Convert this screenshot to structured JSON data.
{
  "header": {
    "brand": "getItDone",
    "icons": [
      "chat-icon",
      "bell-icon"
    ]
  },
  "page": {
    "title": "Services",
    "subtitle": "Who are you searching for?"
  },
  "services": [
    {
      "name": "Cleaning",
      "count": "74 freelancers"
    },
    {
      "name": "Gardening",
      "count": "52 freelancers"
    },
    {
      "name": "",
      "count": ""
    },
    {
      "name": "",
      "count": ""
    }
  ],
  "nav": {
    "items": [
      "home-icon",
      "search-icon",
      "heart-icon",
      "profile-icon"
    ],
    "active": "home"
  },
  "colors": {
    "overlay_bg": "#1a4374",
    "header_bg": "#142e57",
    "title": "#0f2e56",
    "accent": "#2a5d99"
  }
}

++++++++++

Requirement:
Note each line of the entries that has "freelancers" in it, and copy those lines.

Finished exercise:
      "count": "74 freelancers"
      "count": "52 freelancers"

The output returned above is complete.